If this sounds a lot like the transmedia itineraries of contemporary superheroes, this is no accident. The Shadow Magazine inaugurated the category of the “hero pulp”; the magazine soon had competitors like Doc Savage and The Phantom Detective, like The Shadow magazines playing host to a cycle of stories about a single protagonist. These were the print-dominated counterparts to comic strips like Buck Rogers and Flash Gordon, and the immediate precursors to the comic-book superhero cycles inaugurated with the beginning of the Superman saga in 1938. (Street & Smith issued Shadow Comics through the 1940s.) They demonstrate the special cross-media adaptability, not of genre fiction as such but of the genre-mixing character-based cycle. A straight line leads from The Shadow to the Marvel Cinematic Universe (with Robert Downey, Jr. as Orson Welles, I guess).2
Indeed, though I have been working on genre fiction in the pulps for quite a while, I deliberately gave short shrift to the hero pulps. For whereas the emergence of genre pulps like Detective Story (and Western Story, Love Story etc.) was a real innovation in cheap fiction publishing, the character cycle was not. Such cyles were a characteristic mode of the late-nineteenth-century dime novel. Titles like Nick Carter Weekly contained a single story about master-of-disguise Nick Carter in each number. When Nick Carter Weekly was discontinued by Street & Smith and Detective Story (edited by “Nicholas Carter”) started in its place, foregrounding the genre was a novel tactic, eventually making possible the whole range of phenomena we call genre fiction. By contrast the hero pulp looks like a reversion to an earlier form, with the added appeal of new transmedia potential.
But “reversion” seems unlikely to be a useful sociological concept. In any case the genre pulps kept right on going until the pulp magazine format itself dwindled in the 1940s, by which time genre fiction categories were an established matrix in book publishing as well.3 “Hero pulp” is itself obviously also a recognizable subgenre, but with a difference: it never rises to the same level of organization as genres like mystery, science fiction, and romance. When these genres start to feature in book publishing, there is no counterpart “hero paperback.”4 By mid-century there were fan and professional organizations for mystery and science fiction, but none (that I know of) for hero stories.5
So the Shadow is a bit of a mystery to me (cue sinister laugh). It’s detective fiction, but then again, detective genre fiction subsists partly by contrast with it. Not by accident does The Shadow: A Detective Magazine shed its genre label, becoming The Shadow Magazine after a single year.6 What forces shape the emergence of genres as opposed to cycles? Do readers move easily from one to the other, or do they specialize? Do cycles shape different modes of media consumption than genres?

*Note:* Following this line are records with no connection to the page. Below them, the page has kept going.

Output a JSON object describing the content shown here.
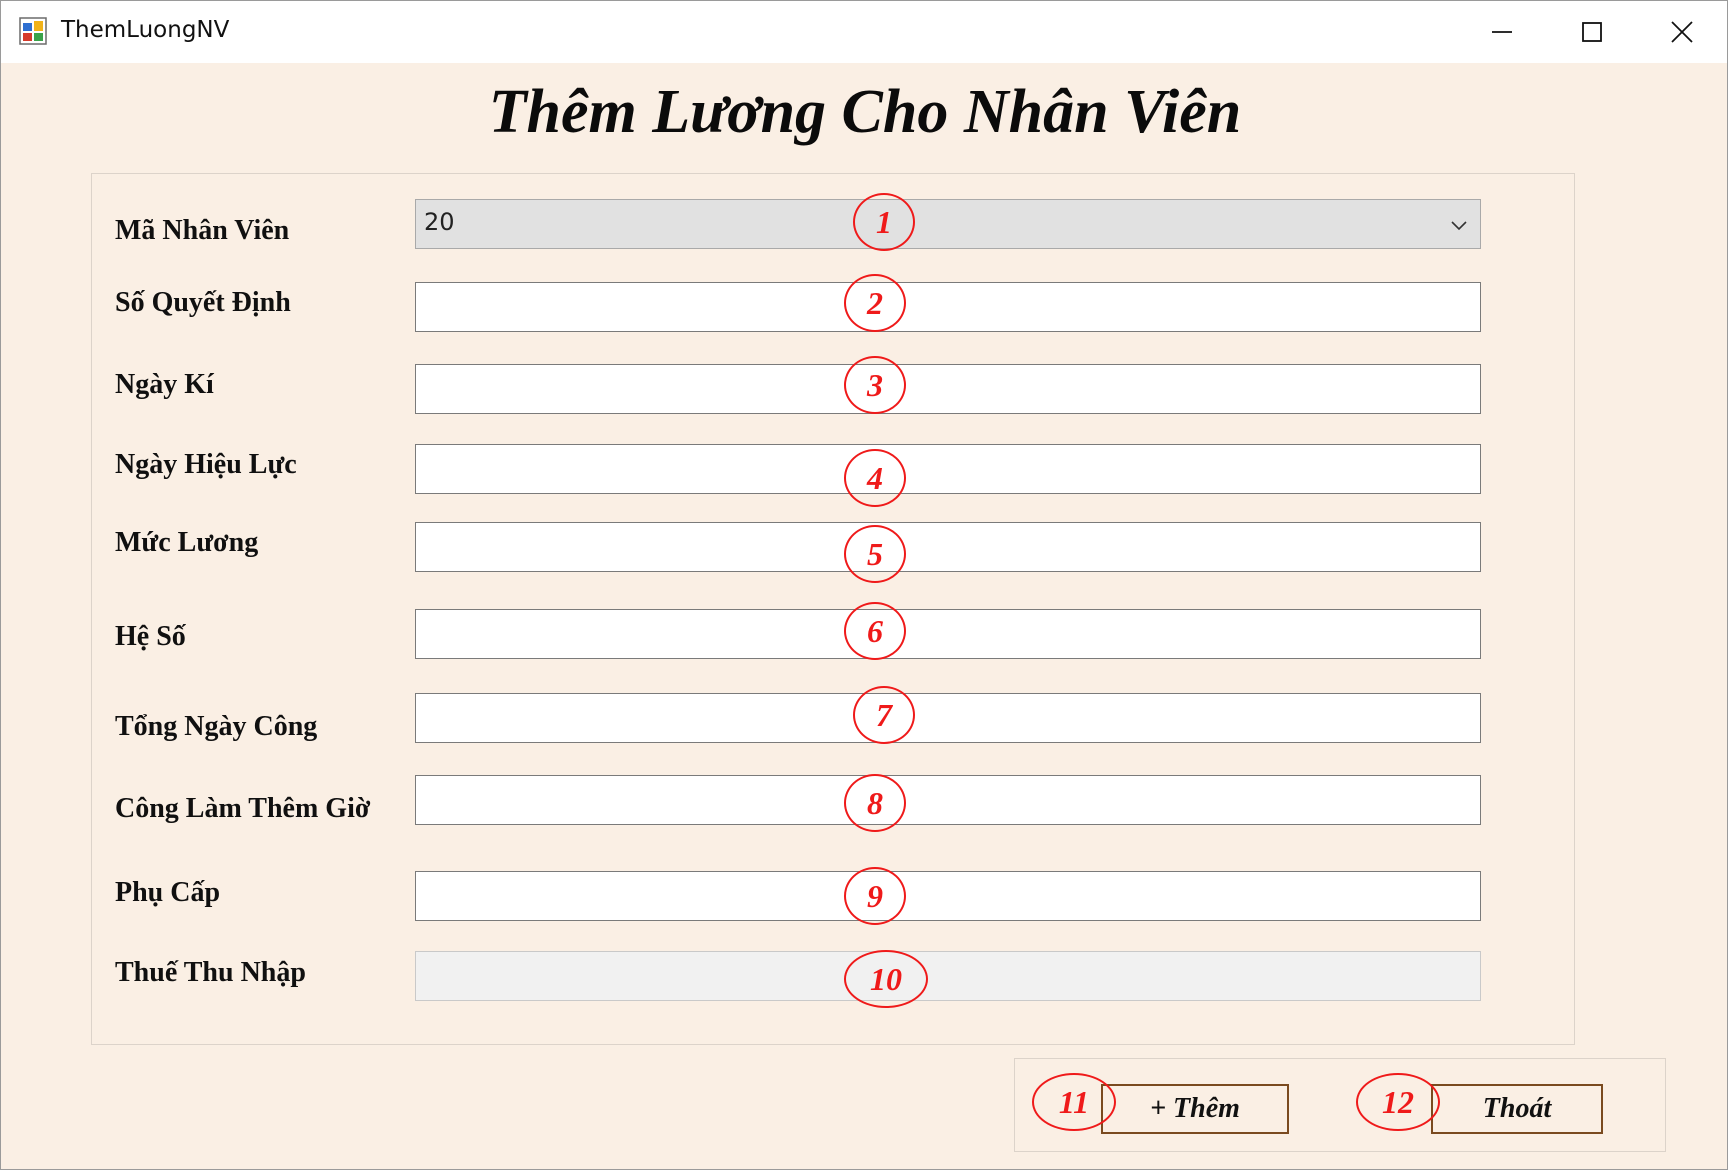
{
  "window": {
    "title": "ThemLuongNV",
    "controls": [
      "minimize-icon",
      "maximize-icon",
      "close-icon"
    ]
  },
  "heading": "Thêm Lương Cho Nhân Viên",
  "form": {
    "fields": [
      {
        "label": "Mã Nhân Viên",
        "value": "20",
        "type": "select",
        "marker": "1"
      },
      {
        "label": "Số Quyết Định",
        "value": "",
        "type": "text",
        "marker": "2"
      },
      {
        "label": "Ngày Kí",
        "value": "",
        "type": "text",
        "marker": "3"
      },
      {
        "label": "Ngày Hiệu Lực",
        "value": "",
        "type": "text",
        "marker": "4"
      },
      {
        "label": "Mức Lương",
        "value": "",
        "type": "text",
        "marker": "5"
      },
      {
        "label": "Hệ Số",
        "value": "",
        "type": "text",
        "marker": "6"
      },
      {
        "label": "Tổng Ngày Công",
        "value": "",
        "type": "text",
        "marker": "7"
      },
      {
        "label": "Công Làm Thêm Giờ",
        "value": "",
        "type": "text",
        "marker": "8"
      },
      {
        "label": "Phụ Cấp",
        "value": "",
        "type": "text",
        "marker": "9"
      },
      {
        "label": "Thuế Thu Nhập",
        "value": "",
        "type": "readonly",
        "marker": "10"
      }
    ]
  },
  "buttons": {
    "add": {
      "label": "+ Thêm",
      "marker": "11"
    },
    "exit": {
      "label": "Thoát",
      "marker": "12"
    }
  },
  "colors": {
    "background": "#faefe4",
    "marker": "#ef1a1a",
    "button_border": "#7a4a1f"
  }
}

Ongoing research meanderings WILL RETURN in My Blog: The Blog.
I’m relying mostly on an extensive entry by Ray Barfield on The Shadow in The Concise Encyclopedia of America Radio, ed. Christopher H. Sterling and Cary O’Dell (London: Taylor & Francis, 2009), 688–91. Quentin Reynolds’s often dubious house history of Street & Smith, The Fiction Factory (New York: Random House, 1955), recounts the anecdote about “the shadow magazine.” Wikipedia is pretty detailed, as you’d expect, on a subject like this, and there’s also a fan wiki. ↩︎
The genre/cycle distinction is from Rick Altman’s indispensable Film/Genre (London: BFI, 1999). Studios like cycles, says Altman, because they own them (cf. “copyrighted stories”), whereas genres are part of the commons. ↩︎
What about the nebulous category of the thriller? But though some famous thrillers are indeed hero-cycles—so are some detective stories, of course—it is not a prototypical feature of the category. ↩︎